There is a degree of frustration—particularly among African members—about the lack of specific options from the Secretary-General for improving the security situation and supporting AMISOM in the short term. There is also scepticism about the feasibility of a stabilisation force separate from AMISOM, as proposed by the Secretary-General.

Pressure for adopting a UN support package is likely to continue, although African members appear to have adopted a cautious stance on the Konaré letter, not wanting at the outset to stimulate opposition from top UN financial contributors. Some members—including France, the US and Russia—appear opposed to using UN assessed contributions to finance AMISOM; others have complained of double-standards regarding UN assistance to the AU in Darfur.

On the maritime task force, there is reluctance within the Council about adopting a mandate that could lead to the use of force or is linked to counter-terrorism objectives.

On political reconciliation, some members still seem cautious about pressure on the TFG. And there appears to be concern from some, in particular the US, about inclusiveness because of some insurgents’ alleged terrorist linkages and sympathy towards Ethiopian concerns.

UN Documents

Selected Security Council Resolutions

  • S/RES/1801 (20 February 2008) renewed AMISOM for six months.
  • S/RES/733 (23 January 1992) imposed an arms embargo.

Latest Report of the Secretary-General

  • S/2008/178 (14 March 2008), which included the recent AU request for a $800 million UN support package.

Latest Monitoring Group’s Report


  • S/PV.5858 (20 March 2008) was the recent Ould-Abdallah briefing.

Other Relevant Facts

Special Representative of the Secretary-General and Head of UNPOS

Ahmedou Ould-Abdallah (Mauritania)

Chairman of the Sanctions Committee

Dumisani S. Kumalo (South Africa)

AMISOM: Size, Composition and Cost

  • Maximum authorised strength: 7,650 troops plus maritime and air components
  • Strength as of 14 March 2008: about 2,500 Ugandan and Burundian troops
  • Key financial contributors: EU, Italy, Sweden, China and the Arab League

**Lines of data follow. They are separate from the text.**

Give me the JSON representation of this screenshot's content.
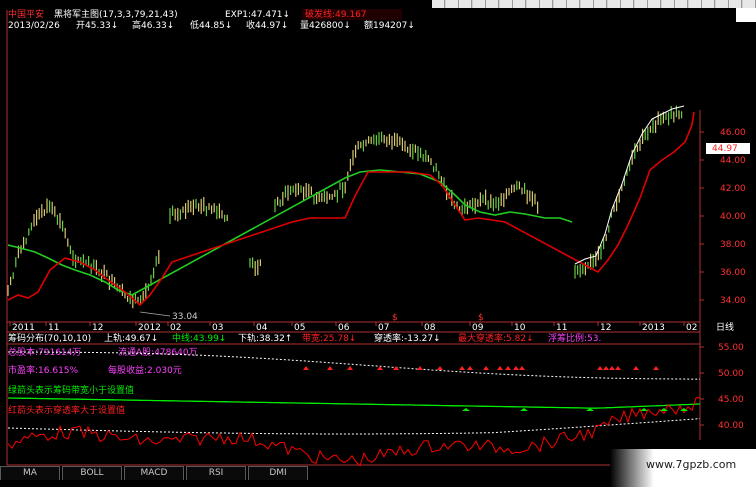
{
  "header": {
    "stock_name": "中国平安",
    "indicator": "黑将军主图(17,3,3,79,21,43)",
    "exp": "EXP1:47.471↓",
    "indicator2": "破发线:49.167",
    "date": "2013/02/26",
    "open": "开45.33↓",
    "high": "高46.33↓",
    "low": "低44.85↓",
    "close": "收44.97↓",
    "volume": "量426800↓",
    "amount": "额194207↓"
  },
  "main_chart": {
    "price_ticks": [
      "46.00",
      "44.00",
      "42.00",
      "40.00",
      "38.00",
      "36.00",
      "34.00"
    ],
    "current_price": "44.97",
    "low_marker": "33.04",
    "time_axis": [
      "2011",
      "11",
      "12",
      "2012",
      "02",
      "03",
      "04",
      "05",
      "06",
      "07",
      "08",
      "09",
      "10",
      "11",
      "12",
      "2013",
      "02"
    ],
    "time_label": "日线",
    "colors": {
      "candle": "#d8c870",
      "green_line": "#22cc22",
      "red_line": "#e00000",
      "white_line": "#ffffff"
    }
  },
  "sub_chart": {
    "title": "筹码分布(70,10,10)",
    "upper": "上轨:49.67↓",
    "middle": "中线:43.99↓",
    "lower": "下轨:38.32↑",
    "bandwidth": "带宽:25.78↓",
    "penetration": "穿透率:-13.27↓",
    "max_penetration": "最大穿透率:5.82↓",
    "float_ratio": "浮筹比例:53.",
    "total_shares": "总股本:791614万",
    "float_shares": "流通A股:478640万",
    "pe": "市盈率:16.615%",
    "eps": "每股收益:2.030元",
    "note_green": "绿箭头表示筹码带宽小于设置值",
    "note_red": "红箭头表示穿透率大于设置值",
    "ticks": [
      "55.00",
      "50.00",
      "45.00",
      "40.00"
    ],
    "colors": {
      "red": "#ff0000",
      "green": "#00ee00",
      "magenta": "#ff40ff",
      "blue": "#5070ff"
    }
  },
  "tabs": [
    "MA",
    "BOLL",
    "MACD",
    "RSI",
    "DMI"
  ],
  "watermark": "www.7gpzb.com"
}
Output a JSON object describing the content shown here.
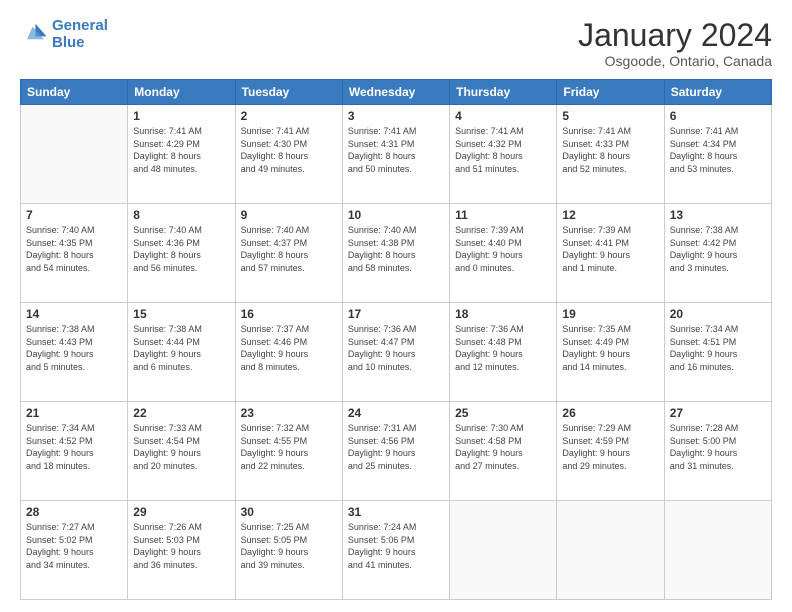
{
  "header": {
    "logo_line1": "General",
    "logo_line2": "Blue",
    "title": "January 2024",
    "subtitle": "Osgoode, Ontario, Canada"
  },
  "weekdays": [
    "Sunday",
    "Monday",
    "Tuesday",
    "Wednesday",
    "Thursday",
    "Friday",
    "Saturday"
  ],
  "weeks": [
    [
      {
        "day": "",
        "info": ""
      },
      {
        "day": "1",
        "info": "Sunrise: 7:41 AM\nSunset: 4:29 PM\nDaylight: 8 hours\nand 48 minutes."
      },
      {
        "day": "2",
        "info": "Sunrise: 7:41 AM\nSunset: 4:30 PM\nDaylight: 8 hours\nand 49 minutes."
      },
      {
        "day": "3",
        "info": "Sunrise: 7:41 AM\nSunset: 4:31 PM\nDaylight: 8 hours\nand 50 minutes."
      },
      {
        "day": "4",
        "info": "Sunrise: 7:41 AM\nSunset: 4:32 PM\nDaylight: 8 hours\nand 51 minutes."
      },
      {
        "day": "5",
        "info": "Sunrise: 7:41 AM\nSunset: 4:33 PM\nDaylight: 8 hours\nand 52 minutes."
      },
      {
        "day": "6",
        "info": "Sunrise: 7:41 AM\nSunset: 4:34 PM\nDaylight: 8 hours\nand 53 minutes."
      }
    ],
    [
      {
        "day": "7",
        "info": "Sunrise: 7:40 AM\nSunset: 4:35 PM\nDaylight: 8 hours\nand 54 minutes."
      },
      {
        "day": "8",
        "info": "Sunrise: 7:40 AM\nSunset: 4:36 PM\nDaylight: 8 hours\nand 56 minutes."
      },
      {
        "day": "9",
        "info": "Sunrise: 7:40 AM\nSunset: 4:37 PM\nDaylight: 8 hours\nand 57 minutes."
      },
      {
        "day": "10",
        "info": "Sunrise: 7:40 AM\nSunset: 4:38 PM\nDaylight: 8 hours\nand 58 minutes."
      },
      {
        "day": "11",
        "info": "Sunrise: 7:39 AM\nSunset: 4:40 PM\nDaylight: 9 hours\nand 0 minutes."
      },
      {
        "day": "12",
        "info": "Sunrise: 7:39 AM\nSunset: 4:41 PM\nDaylight: 9 hours\nand 1 minute."
      },
      {
        "day": "13",
        "info": "Sunrise: 7:38 AM\nSunset: 4:42 PM\nDaylight: 9 hours\nand 3 minutes."
      }
    ],
    [
      {
        "day": "14",
        "info": "Sunrise: 7:38 AM\nSunset: 4:43 PM\nDaylight: 9 hours\nand 5 minutes."
      },
      {
        "day": "15",
        "info": "Sunrise: 7:38 AM\nSunset: 4:44 PM\nDaylight: 9 hours\nand 6 minutes."
      },
      {
        "day": "16",
        "info": "Sunrise: 7:37 AM\nSunset: 4:46 PM\nDaylight: 9 hours\nand 8 minutes."
      },
      {
        "day": "17",
        "info": "Sunrise: 7:36 AM\nSunset: 4:47 PM\nDaylight: 9 hours\nand 10 minutes."
      },
      {
        "day": "18",
        "info": "Sunrise: 7:36 AM\nSunset: 4:48 PM\nDaylight: 9 hours\nand 12 minutes."
      },
      {
        "day": "19",
        "info": "Sunrise: 7:35 AM\nSunset: 4:49 PM\nDaylight: 9 hours\nand 14 minutes."
      },
      {
        "day": "20",
        "info": "Sunrise: 7:34 AM\nSunset: 4:51 PM\nDaylight: 9 hours\nand 16 minutes."
      }
    ],
    [
      {
        "day": "21",
        "info": "Sunrise: 7:34 AM\nSunset: 4:52 PM\nDaylight: 9 hours\nand 18 minutes."
      },
      {
        "day": "22",
        "info": "Sunrise: 7:33 AM\nSunset: 4:54 PM\nDaylight: 9 hours\nand 20 minutes."
      },
      {
        "day": "23",
        "info": "Sunrise: 7:32 AM\nSunset: 4:55 PM\nDaylight: 9 hours\nand 22 minutes."
      },
      {
        "day": "24",
        "info": "Sunrise: 7:31 AM\nSunset: 4:56 PM\nDaylight: 9 hours\nand 25 minutes."
      },
      {
        "day": "25",
        "info": "Sunrise: 7:30 AM\nSunset: 4:58 PM\nDaylight: 9 hours\nand 27 minutes."
      },
      {
        "day": "26",
        "info": "Sunrise: 7:29 AM\nSunset: 4:59 PM\nDaylight: 9 hours\nand 29 minutes."
      },
      {
        "day": "27",
        "info": "Sunrise: 7:28 AM\nSunset: 5:00 PM\nDaylight: 9 hours\nand 31 minutes."
      }
    ],
    [
      {
        "day": "28",
        "info": "Sunrise: 7:27 AM\nSunset: 5:02 PM\nDaylight: 9 hours\nand 34 minutes."
      },
      {
        "day": "29",
        "info": "Sunrise: 7:26 AM\nSunset: 5:03 PM\nDaylight: 9 hours\nand 36 minutes."
      },
      {
        "day": "30",
        "info": "Sunrise: 7:25 AM\nSunset: 5:05 PM\nDaylight: 9 hours\nand 39 minutes."
      },
      {
        "day": "31",
        "info": "Sunrise: 7:24 AM\nSunset: 5:06 PM\nDaylight: 9 hours\nand 41 minutes."
      },
      {
        "day": "",
        "info": ""
      },
      {
        "day": "",
        "info": ""
      },
      {
        "day": "",
        "info": ""
      }
    ]
  ]
}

AMISOM: Duration

February 2007 to present: AU mandate expires on 18 July 2008 and Council authorisation expires on 20 August 2008

Useful Additional Source

Full forecast